- _WHAT IS BEING ASKED_
A verbatim copy of the full data, with no pictures, is the expected answer.

★ ★ ★ ★ ★

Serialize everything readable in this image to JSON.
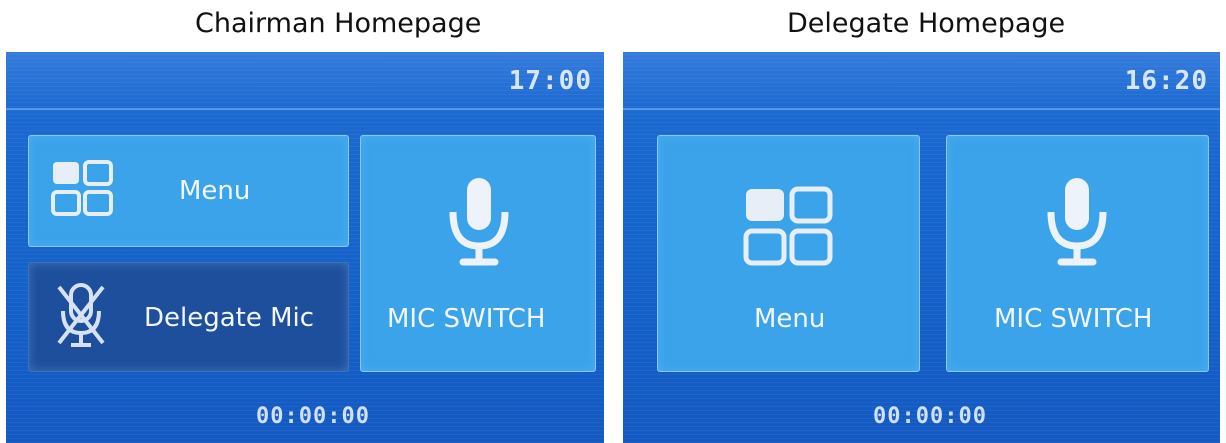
{
  "captions": {
    "chairman": "Chairman Homepage",
    "delegate": "Delegate Homepage"
  },
  "chairman": {
    "clock": "17:00",
    "menu_label": "Menu",
    "delegate_mic_label": "Delegate Mic",
    "mic_switch_label": "MIC SWITCH",
    "timer": "00:00:00"
  },
  "delegate": {
    "clock": "16:20",
    "menu_label": "Menu",
    "mic_switch_label": "MIC SWITCH",
    "timer": "00:00:00"
  },
  "icons": {
    "menu": "grid-menu-icon",
    "mic": "microphone-icon",
    "mic_off": "microphone-muted-icon"
  },
  "colors": {
    "screen_blue": "#1565cd",
    "tile_light": "#3aa3ea",
    "tile_dark": "#1e4f9c",
    "text_light": "#f2f7ff"
  }
}
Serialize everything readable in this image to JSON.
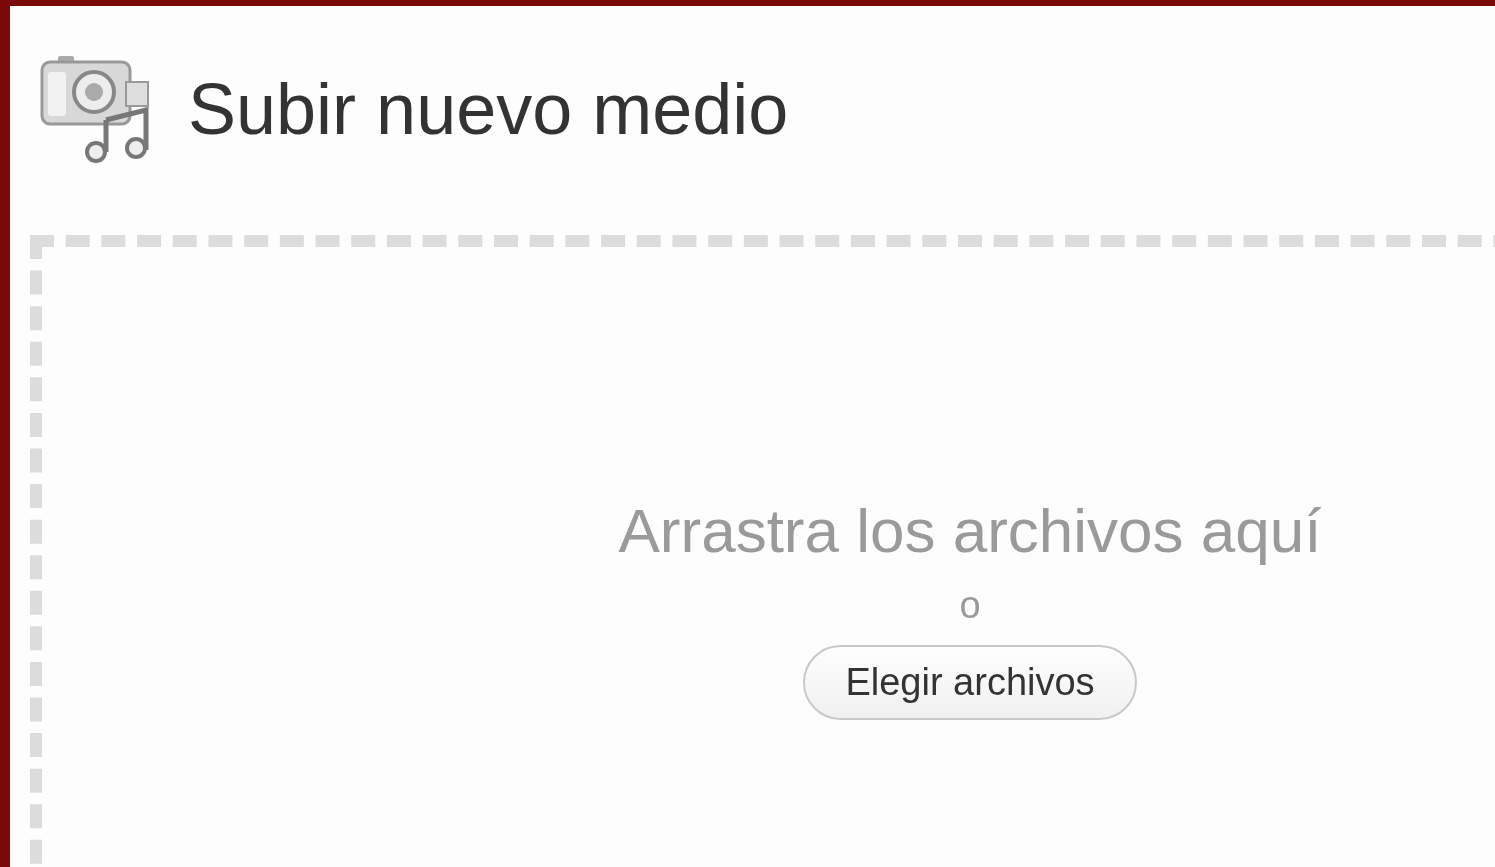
{
  "page": {
    "title": "Subir nuevo medio"
  },
  "upload_area": {
    "instructions": "Arrastra los archivos aquí",
    "separator": "o",
    "button": "Elegir archivos"
  }
}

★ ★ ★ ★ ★

- _EXERCISE RESULT_
Serialize everything readable in this image to JSON.
{
  "captions": {
    "chairman": "Chairman Homepage",
    "delegate": "Delegate Homepage"
  },
  "chairman": {
    "clock": "17:00",
    "menu_label": "Menu",
    "delegate_mic_label": "Delegate Mic",
    "mic_switch_label": "MIC SWITCH",
    "timer": "00:00:00"
  },
  "delegate": {
    "clock": "16:20",
    "menu_label": "Menu",
    "mic_switch_label": "MIC SWITCH",
    "timer": "00:00:00"
  },
  "icons": {
    "menu": "grid-menu-icon",
    "mic": "microphone-icon",
    "mic_off": "microphone-muted-icon"
  },
  "colors": {
    "screen_blue": "#1565cd",
    "tile_light": "#3aa3ea",
    "tile_dark": "#1e4f9c",
    "text_light": "#f2f7ff"
  }
}
Serialize everything readable in this image to JSON.
{
  "page": {
    "title": "Subir nuevo medio"
  },
  "upload_area": {
    "instructions": "Arrastra los archivos aquí",
    "separator": "o",
    "button": "Elegir archivos"
  }
}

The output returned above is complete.